### DATA TO EXAMINE ###
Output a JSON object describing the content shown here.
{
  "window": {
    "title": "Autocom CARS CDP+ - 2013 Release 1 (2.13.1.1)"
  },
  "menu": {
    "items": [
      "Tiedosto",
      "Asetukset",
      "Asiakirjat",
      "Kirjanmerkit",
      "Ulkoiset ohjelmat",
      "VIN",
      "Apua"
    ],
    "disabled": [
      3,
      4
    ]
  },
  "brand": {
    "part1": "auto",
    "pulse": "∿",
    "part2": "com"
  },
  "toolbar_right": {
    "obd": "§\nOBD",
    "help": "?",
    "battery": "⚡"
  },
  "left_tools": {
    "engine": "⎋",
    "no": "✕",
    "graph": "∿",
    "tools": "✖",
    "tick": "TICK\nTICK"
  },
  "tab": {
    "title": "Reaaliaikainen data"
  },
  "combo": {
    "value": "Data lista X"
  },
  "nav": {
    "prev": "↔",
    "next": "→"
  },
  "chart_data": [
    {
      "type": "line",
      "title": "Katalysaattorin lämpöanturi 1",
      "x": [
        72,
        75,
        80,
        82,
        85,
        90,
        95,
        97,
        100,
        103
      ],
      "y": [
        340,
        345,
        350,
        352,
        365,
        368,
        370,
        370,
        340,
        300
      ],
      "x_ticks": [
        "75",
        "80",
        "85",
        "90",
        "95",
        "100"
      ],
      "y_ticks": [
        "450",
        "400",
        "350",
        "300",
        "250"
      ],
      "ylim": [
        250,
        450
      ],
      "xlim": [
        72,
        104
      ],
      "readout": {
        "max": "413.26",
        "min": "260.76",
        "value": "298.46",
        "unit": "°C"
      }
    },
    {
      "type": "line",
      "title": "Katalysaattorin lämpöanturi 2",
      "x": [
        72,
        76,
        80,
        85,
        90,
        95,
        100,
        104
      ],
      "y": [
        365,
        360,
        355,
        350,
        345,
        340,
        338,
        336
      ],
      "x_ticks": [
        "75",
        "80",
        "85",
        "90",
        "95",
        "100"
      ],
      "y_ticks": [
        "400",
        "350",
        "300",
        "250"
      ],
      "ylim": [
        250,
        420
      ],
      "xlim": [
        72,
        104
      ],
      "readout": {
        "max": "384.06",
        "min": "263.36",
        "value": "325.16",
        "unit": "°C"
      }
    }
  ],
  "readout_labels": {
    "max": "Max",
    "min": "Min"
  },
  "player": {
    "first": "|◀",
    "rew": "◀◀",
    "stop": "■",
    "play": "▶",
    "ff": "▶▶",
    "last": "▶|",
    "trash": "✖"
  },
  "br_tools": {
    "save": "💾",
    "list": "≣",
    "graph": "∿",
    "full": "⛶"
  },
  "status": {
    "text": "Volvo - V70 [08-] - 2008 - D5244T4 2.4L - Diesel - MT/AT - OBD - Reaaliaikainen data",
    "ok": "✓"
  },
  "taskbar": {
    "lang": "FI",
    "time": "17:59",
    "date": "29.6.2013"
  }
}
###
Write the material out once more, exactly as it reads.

EXERCISE RESPONSE:
Output a JSON object describing the content shown here.
{
  "window": {
    "title": "Autocom CARS CDP+ - 2013 Release 1 (2.13.1.1)"
  },
  "menu": {
    "items": [
      "Tiedosto",
      "Asetukset",
      "Asiakirjat",
      "Kirjanmerkit",
      "Ulkoiset ohjelmat",
      "VIN",
      "Apua"
    ],
    "disabled": [
      3,
      4
    ]
  },
  "brand": {
    "part1": "auto",
    "pulse": "∿",
    "part2": "com"
  },
  "toolbar_right": {
    "obd": "§\nOBD",
    "help": "?",
    "battery": "⚡"
  },
  "left_tools": {
    "engine": "⎋",
    "no": "✕",
    "graph": "∿",
    "tools": "✖",
    "tick": "TICK\nTICK"
  },
  "tab": {
    "title": "Reaaliaikainen data"
  },
  "combo": {
    "value": "Data lista X"
  },
  "nav": {
    "prev": "↔",
    "next": "→"
  },
  "chart_data": [
    {
      "type": "line",
      "title": "Katalysaattorin lämpöanturi 1",
      "x": [
        72,
        75,
        80,
        82,
        85,
        90,
        95,
        97,
        100,
        103
      ],
      "y": [
        340,
        345,
        350,
        352,
        365,
        368,
        370,
        370,
        340,
        300
      ],
      "x_ticks": [
        "75",
        "80",
        "85",
        "90",
        "95",
        "100"
      ],
      "y_ticks": [
        "450",
        "400",
        "350",
        "300",
        "250"
      ],
      "ylim": [
        250,
        450
      ],
      "xlim": [
        72,
        104
      ],
      "readout": {
        "max": "413.26",
        "min": "260.76",
        "value": "298.46",
        "unit": "°C"
      }
    },
    {
      "type": "line",
      "title": "Katalysaattorin lämpöanturi 2",
      "x": [
        72,
        76,
        80,
        85,
        90,
        95,
        100,
        104
      ],
      "y": [
        365,
        360,
        355,
        350,
        345,
        340,
        338,
        336
      ],
      "x_ticks": [
        "75",
        "80",
        "85",
        "90",
        "95",
        "100"
      ],
      "y_ticks": [
        "400",
        "350",
        "300",
        "250"
      ],
      "ylim": [
        250,
        420
      ],
      "xlim": [
        72,
        104
      ],
      "readout": {
        "max": "384.06",
        "min": "263.36",
        "value": "325.16",
        "unit": "°C"
      }
    }
  ],
  "readout_labels": {
    "max": "Max",
    "min": "Min"
  },
  "player": {
    "first": "|◀",
    "rew": "◀◀",
    "stop": "■",
    "play": "▶",
    "ff": "▶▶",
    "last": "▶|",
    "trash": "✖"
  },
  "br_tools": {
    "save": "💾",
    "list": "≣",
    "graph": "∿",
    "full": "⛶"
  },
  "status": {
    "text": "Volvo - V70 [08-] - 2008 - D5244T4 2.4L - Diesel - MT/AT - OBD - Reaaliaikainen data",
    "ok": "✓"
  },
  "taskbar": {
    "lang": "FI",
    "time": "17:59",
    "date": "29.6.2013"
  }
}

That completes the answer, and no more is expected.